Step 2 – Hip movement
How does that even-
“Urgh… That, was, AWESOME!”
“The jackhammer is my penis.”
You said it, Swoop.
Okay, so now that the Captain Hammer reference is out of the way, lets get started on the guide, shall we?
RAMPAGE HIP LEG FIX MOD GUIDE TUTORIAL GO!
If you’ve been following along, you now have a Rampage with actual elbows. Now it’s time to fix his other glaring flaw, legs that mimic each other’s movement! This isn’t too bad, since most poses require ol’ crabby to stand with his legs nearly identical, but I wanted him to have the option. At the very least, I like to be able to pose things how I want them when fiddling around with a figure, and the legs just didn’t cut it.
And neither should you! In fact, there’s so little cutting involved in this part, your primary tool is the screwdriver.
Here’s where I’d normally insert a happy picture of Sunstreaker holding the screwdriver, but he’s-
Hello Norman. Please put that down.
Okay, moving on.
Why does this screwdriver smell like pineapple?
*One different screwdriver later…*
First, unscrew his pelvis, freeing up the torso and legs, leaving you with two halves, a pair of legs, and a spring. No, there’s no pictures of this. If you don’t know what his pelvis looks like, go get a Green Goblin minimate and toss him at Rampage. Something will happen.
Next, throw the spring away. Yes, that’s right. This guide disregards the bouncy action feature. He can still do jackhammer mode, but his hips will no longer be spring loaded.
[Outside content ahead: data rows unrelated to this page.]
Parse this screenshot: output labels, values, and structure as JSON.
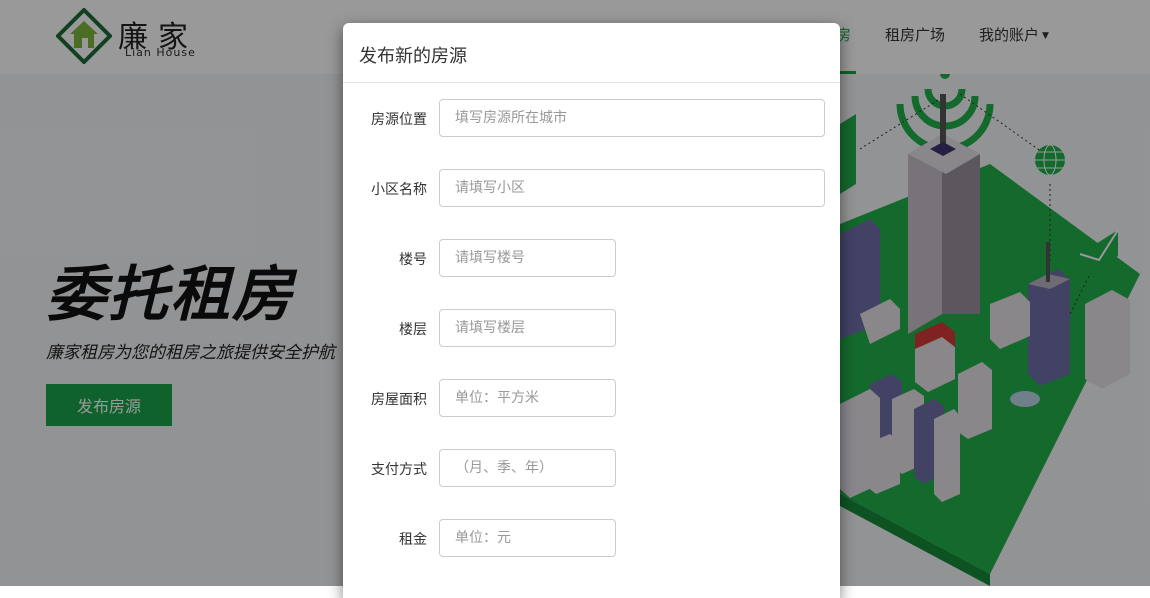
{
  "brand": {
    "name": "廉家",
    "subtitle": "Lian House"
  },
  "nav": {
    "items": [
      "房",
      "租房广场",
      "我的账户"
    ]
  },
  "hero": {
    "title": "委托租房",
    "subtitle": "廉家租房为您的租房之旅提供安全护航",
    "button": "发布房源"
  },
  "modal": {
    "title": "发布新的房源",
    "fields": [
      {
        "label": "房源位置",
        "placeholder": "填写房源所在城市"
      },
      {
        "label": "小区名称",
        "placeholder": "请填写小区"
      },
      {
        "label": "楼号",
        "placeholder": "请填写楼号"
      },
      {
        "label": "楼层",
        "placeholder": "请填写楼层"
      },
      {
        "label": "房屋面积",
        "placeholder": "单位：平方米"
      },
      {
        "label": "支付方式",
        "placeholder": "（月、季、年）"
      },
      {
        "label": "租金",
        "placeholder": "单位：元"
      }
    ]
  },
  "colors": {
    "brand_green": "#1aa34a",
    "city_green": "#22b04b"
  }
}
I’m not sure whether Streaker will be happy about that or not…
So now take the legs and pull the bar apart. It should easily split into two pieces, each one a leg with a part of the bar in between them.
Examine them carefully and notice how the two pieces fit together with a hole that fits the peg. That is, the peg is wide on one pair of sides and round on the other. This normally would keep the legs held tightly in place and keep them from having independent rotation.
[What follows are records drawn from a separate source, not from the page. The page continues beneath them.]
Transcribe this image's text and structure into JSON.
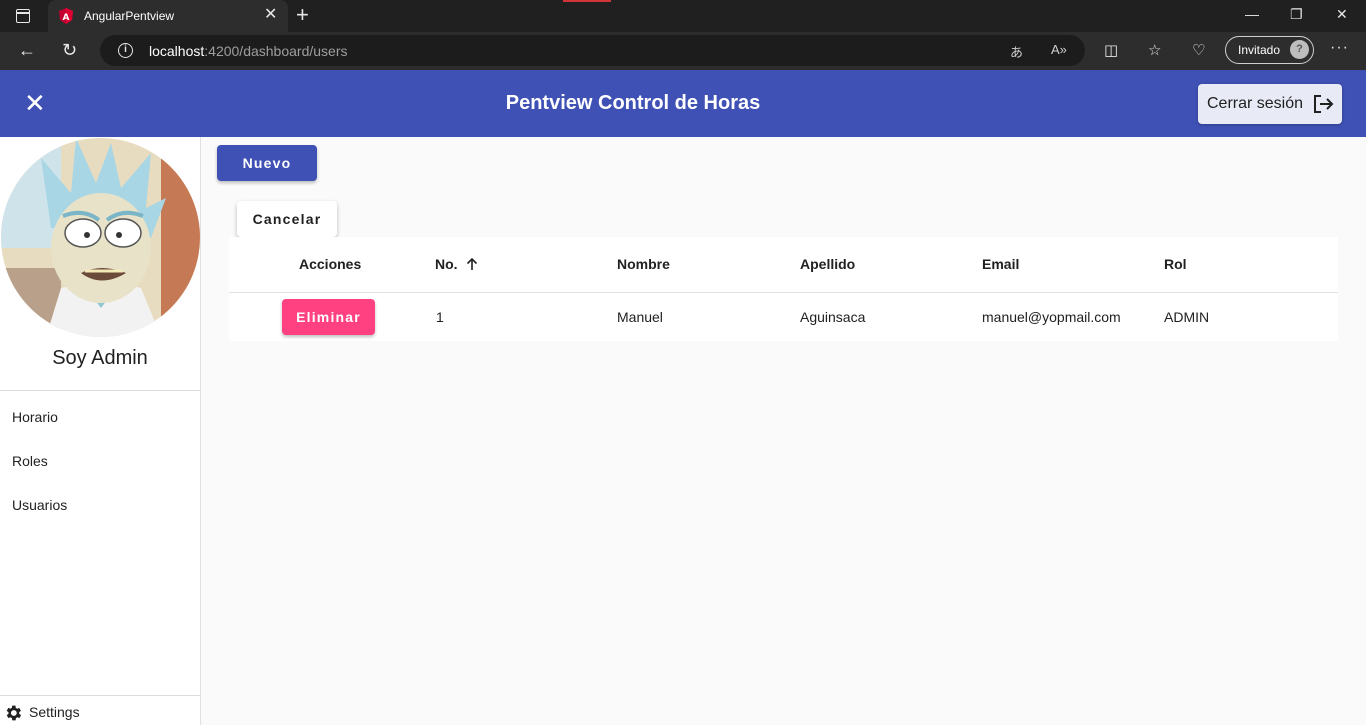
{
  "browser": {
    "tab_title": "AngularPentview",
    "url_host": "localhost",
    "url_path": ":4200/dashboard/users",
    "profile_label": "Invitado"
  },
  "toolbar": {
    "title": "Pentview Control de Horas",
    "logout_label": "Cerrar sesión",
    "color": "#3f51b5"
  },
  "sidebar": {
    "user_name": "Soy Admin",
    "items": [
      {
        "label": "Horario"
      },
      {
        "label": "Roles"
      },
      {
        "label": "Usuarios"
      }
    ],
    "settings_label": "Settings"
  },
  "actions": {
    "new_label": "Nuevo",
    "cancel_label": "Cancelar"
  },
  "table": {
    "headers": {
      "actions": "Acciones",
      "number": "No.",
      "name": "Nombre",
      "lastname": "Apellido",
      "email": "Email",
      "role": "Rol"
    },
    "sort_icon": "arrow-up-icon",
    "rows": [
      {
        "delete_label": "Eliminar",
        "number": "1",
        "name": "Manuel",
        "lastname": "Aguinsaca",
        "email": "manuel@yopmail.com",
        "role": "ADMIN"
      }
    ]
  },
  "colors": {
    "primary": "#3f51b5",
    "accent": "#ff4081"
  }
}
We’re going to leave the male part of the joint alone and carve a bit out of the side with the female part of the plug. In the picture above, it’s the part on the right side and has the bigger piece on the bar. Basically, you’re just going to carve that flat sided oval into a full circle. Very easy to do with a sharp blade, and it doesn’t have to be perfect. Remember, less is more here, but the main thing is that it needs to be able to rotate.
Here’s a picture with the resulting area colored in green.
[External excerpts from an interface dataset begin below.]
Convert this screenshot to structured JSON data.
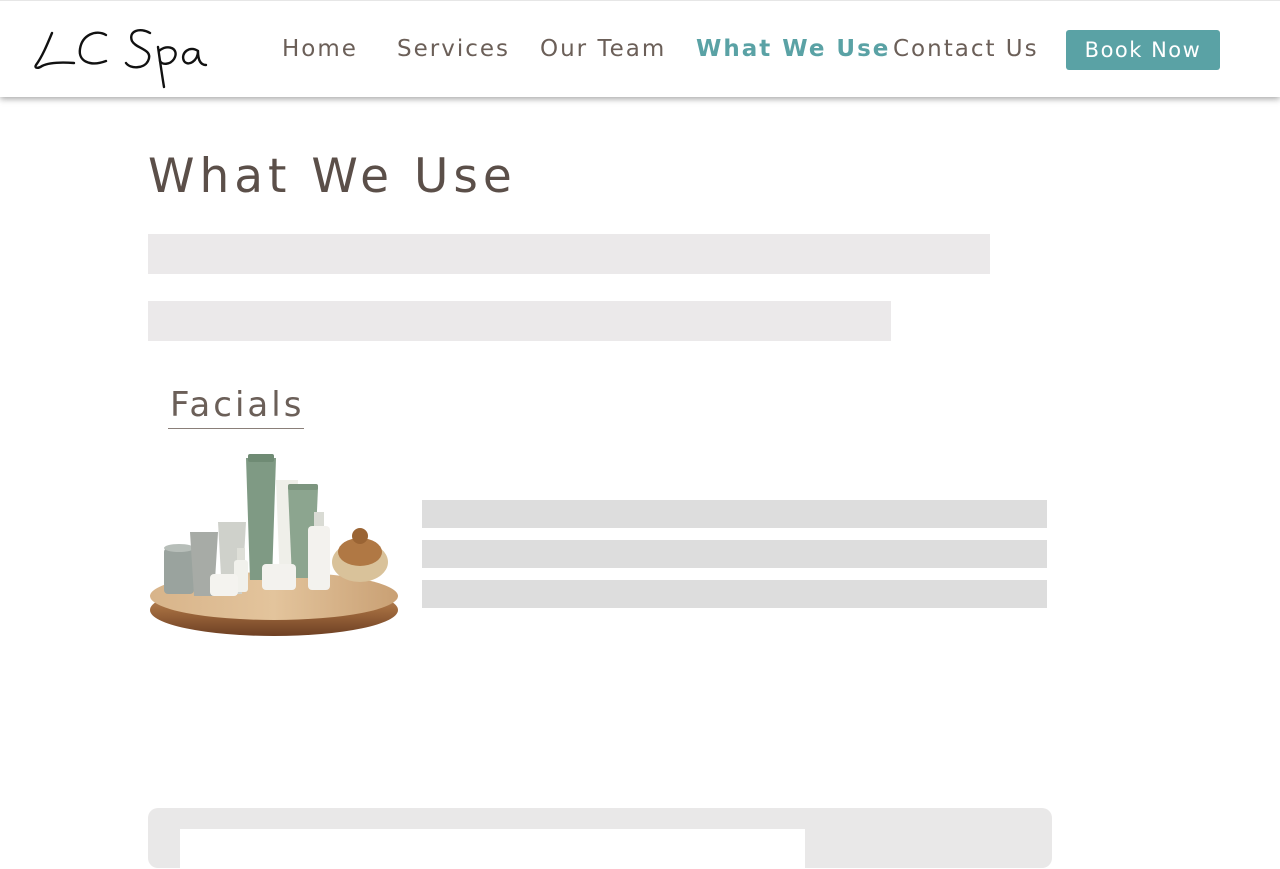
{
  "brand": {
    "logo_text": "LC Spa"
  },
  "nav": {
    "items": [
      {
        "label": "Home"
      },
      {
        "label": "Services"
      },
      {
        "label": "Our Team"
      },
      {
        "label": "What We Use"
      },
      {
        "label": "Contact Us"
      }
    ],
    "book_label": "Book Now"
  },
  "main": {
    "title": "What We Use",
    "sections": [
      {
        "title": "Facials"
      }
    ]
  },
  "colors": {
    "accent": "#5aa2a5",
    "text": "#6b5f58",
    "heading": "#5b4f49",
    "placeholder": "#ebe9ea"
  }
}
.That’s it! Well, that’s it for the carving in this step.
Yes, you heard me. Lots of places suggest cutting all the way through the bar, but it’s better for stability and tightness if you leave them connected. We’ve just given it the ability to rotate. :D
Now, we could just move on to putting the hips back together, but here’s something else other guides have yet to mention… If you do that, one leg is going to be tighter than the other, to the point of it eventually putting stress on the pelvis.
See that bigger section of the bar between the legs? That will rub up against a notch on the inner crotch piece. (This guide is just full of potential innuendo…)
It does this by design, and is a remnant of the spring loaded jackhammer hips. When the larger section of the hip bar would come into contact with the raised notch, it would put enough pressure on things to keep the hips where they were without interrupting the bouncy gimmick.
Sure, we could cut that larger piece on the hip bar, but I just disinfected the screwdriver so I might as well use it that’s the hard way. All we have to do is swap those bar pieces and the molding inside the crotch won’t be a problem.
Start by unscrewing the upper part of each leg and separating the pieces.
Swap the parts circled in red, then reassemble the legs.
That takes care of the notch problem, but if you put the hips back together now they’ll be way too lose. Time to break out the superglue!
On the crotch pieces, carefully apply a layer of superglue to the parts where the hips will sit. I used Krazy Glue gel, so this was easy. Your method may vary, depending on what you use. The gel is great for this situation because it wasn’t dripping all over, and the thin layer stayed right where I wanted it.
Here’s an picture to illustrate, with the places to apply the glue colored in green.
I let the the glue almost completely set and then put the hips together with the legs, moving the legs around to ensure they didn’t get stuck, and then pulled them apart again. After the glue had time to fully set, I put everything back together and worked the legs around some more to get that extra tightness down to a comfortable stiff but smooth.
And there you have it. A Rampage with fully articulated hips!
“AT LONG LAST, I CAN DANCE!”
“The dance of death?”
“DO NOT JUDGE ME!”
I own Streaker and Norman.
Well, that takes care of his dancin hips-
Regardless! That takes care of Rampage’s hip movement problem. Come back on Monday for the rest of RAMPAGE!